Organised principally by female quakers, they approached prominent female orators like Elizabeth Cady Stanton and Lucretia Mott to lead proceedings. Mott, like many others, had felt empowered to action in 1840 following the World Anti-Slavery Convention’s decision to exclude women from proceedings. During the Convention, six sessions occurred including a focus on law and rights but also more humorous, entertaining aspects.
Following this, two preprepared documents were unveiled, the first being the Declaration of Sentiments and the second being a list of resolutions to be debated and voted upon. One of these resolutions included female suffrage, an incredibly progressive concept for the era and one which even many women opposed.
The Declaration of Sentiments was modelled off of the Declaration of Independence which had sealed the sovereignty of the 13 colonies in 1776 and is considered to have been one of the most important documents for female enfranchisement. The parallels were obvious, as the Declaration of Independence had claimed that the unaccountable tyranny of the unelected could not have jurisdiction, women felt that their lack of representation and voice represented a similarly intolerable injustice. As such, the Declaration highlighted the grievances of women in the hopes that their united voice would lead to change. Furthermore, societal progressivism seemed to indicate that they would have success, with Britain fully abolishing slavery in 1843* and the US abolitionist movement seemingly strong.
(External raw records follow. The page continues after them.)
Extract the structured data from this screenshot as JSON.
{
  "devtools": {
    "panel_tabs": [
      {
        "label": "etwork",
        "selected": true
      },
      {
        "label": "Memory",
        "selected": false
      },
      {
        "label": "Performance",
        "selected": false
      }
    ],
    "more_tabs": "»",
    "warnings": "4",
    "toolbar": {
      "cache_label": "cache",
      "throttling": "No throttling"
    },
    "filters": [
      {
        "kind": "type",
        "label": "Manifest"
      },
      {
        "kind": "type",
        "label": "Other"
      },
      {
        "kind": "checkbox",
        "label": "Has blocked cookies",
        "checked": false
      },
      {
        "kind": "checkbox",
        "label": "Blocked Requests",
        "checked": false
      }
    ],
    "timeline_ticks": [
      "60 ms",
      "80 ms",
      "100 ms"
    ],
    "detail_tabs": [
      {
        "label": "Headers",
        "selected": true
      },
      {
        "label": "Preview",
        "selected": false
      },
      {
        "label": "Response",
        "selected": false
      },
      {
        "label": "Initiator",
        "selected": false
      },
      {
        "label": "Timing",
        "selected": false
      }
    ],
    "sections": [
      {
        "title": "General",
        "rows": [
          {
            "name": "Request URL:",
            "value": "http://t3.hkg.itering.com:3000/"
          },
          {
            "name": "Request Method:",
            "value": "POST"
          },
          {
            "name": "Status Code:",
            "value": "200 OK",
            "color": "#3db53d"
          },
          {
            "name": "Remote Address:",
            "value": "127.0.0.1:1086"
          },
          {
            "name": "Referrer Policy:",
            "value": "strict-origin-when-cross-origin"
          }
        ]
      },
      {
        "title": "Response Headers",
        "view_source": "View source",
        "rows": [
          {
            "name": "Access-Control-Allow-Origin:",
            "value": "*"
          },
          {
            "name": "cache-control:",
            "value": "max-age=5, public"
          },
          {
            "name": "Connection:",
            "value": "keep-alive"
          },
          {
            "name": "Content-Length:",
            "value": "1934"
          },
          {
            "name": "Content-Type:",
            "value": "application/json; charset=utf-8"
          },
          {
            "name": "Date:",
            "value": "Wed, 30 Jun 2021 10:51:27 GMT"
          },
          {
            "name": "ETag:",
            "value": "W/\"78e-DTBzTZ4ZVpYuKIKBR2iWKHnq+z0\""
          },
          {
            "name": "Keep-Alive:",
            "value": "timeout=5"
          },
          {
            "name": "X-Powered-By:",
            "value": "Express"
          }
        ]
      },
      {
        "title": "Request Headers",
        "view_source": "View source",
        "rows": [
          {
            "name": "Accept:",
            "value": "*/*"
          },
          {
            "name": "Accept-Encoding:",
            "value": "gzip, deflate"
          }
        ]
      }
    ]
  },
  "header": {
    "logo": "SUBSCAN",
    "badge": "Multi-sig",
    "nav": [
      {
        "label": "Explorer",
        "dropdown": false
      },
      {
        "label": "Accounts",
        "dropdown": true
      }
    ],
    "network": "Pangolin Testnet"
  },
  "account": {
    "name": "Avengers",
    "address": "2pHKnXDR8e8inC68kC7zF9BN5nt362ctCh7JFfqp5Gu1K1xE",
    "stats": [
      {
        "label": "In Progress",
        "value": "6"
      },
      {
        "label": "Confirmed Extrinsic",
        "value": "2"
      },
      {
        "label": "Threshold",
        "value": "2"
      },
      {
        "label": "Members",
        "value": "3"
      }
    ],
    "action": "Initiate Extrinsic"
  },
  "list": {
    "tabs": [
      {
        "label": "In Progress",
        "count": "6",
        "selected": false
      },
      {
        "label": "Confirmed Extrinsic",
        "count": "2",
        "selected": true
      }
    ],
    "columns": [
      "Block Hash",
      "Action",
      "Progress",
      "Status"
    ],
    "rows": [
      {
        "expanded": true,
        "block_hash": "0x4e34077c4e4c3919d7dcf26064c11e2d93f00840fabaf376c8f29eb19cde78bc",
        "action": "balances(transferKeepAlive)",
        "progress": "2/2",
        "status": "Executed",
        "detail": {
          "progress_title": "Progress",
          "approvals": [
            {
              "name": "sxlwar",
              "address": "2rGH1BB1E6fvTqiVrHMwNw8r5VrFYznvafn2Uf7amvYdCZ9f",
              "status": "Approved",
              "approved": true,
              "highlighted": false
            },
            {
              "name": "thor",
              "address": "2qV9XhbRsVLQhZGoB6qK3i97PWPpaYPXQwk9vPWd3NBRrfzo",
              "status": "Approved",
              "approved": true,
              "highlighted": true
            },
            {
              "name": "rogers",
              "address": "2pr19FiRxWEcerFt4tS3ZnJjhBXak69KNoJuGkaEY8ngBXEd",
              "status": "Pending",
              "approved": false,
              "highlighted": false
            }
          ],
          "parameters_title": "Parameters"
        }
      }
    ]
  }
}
*technically, The Slave Trade Act of 1807 had ended the slave trade and the Slavery Abolition Act of 1833 had ended ‘slavery’ entirely, but there were exceptions for the East India Company until 1843.
Of the 300 present, 100 signed the document; 68 women and 32 men. However, it was not until 1919 that the 19th Amendment was ratified and women in the US gained the vote nationally.
Furthermore, the American Civil War which lasted from 1861 to 1865 and the subsequent Reconstruction Era diminished the focus given to women’s issues, despite the fact in countries like the UK, women’s movements were gaining traction. For example, the introduction of the Contagious Diseases Acts in the 1860s had prompted the formation of powerful groups devoted to defending women from the Acts repressive conditions. Ultimately, the UK would go on to see the largest and best organised female suffrage organisations and women would be fully enfranchised by 1928**.
**again, technically women gained the vote with the 1918 Representation of the People Act, but this was conditional for women over 30 with property, unlike for men who simply had to be 18 so was far from equal.
However, although it would take 70 years before American women were properly enfranchised and the Civil War prevented the annual conventions occurring beyond 1861, the Declaration of Sentiments and Seneca Falls Convention served as a foundation for women’s rights groups like American Equal Rights Association (1866) and National Women’s Suffrage Association (1869) to build upon and gave the movement a legacy.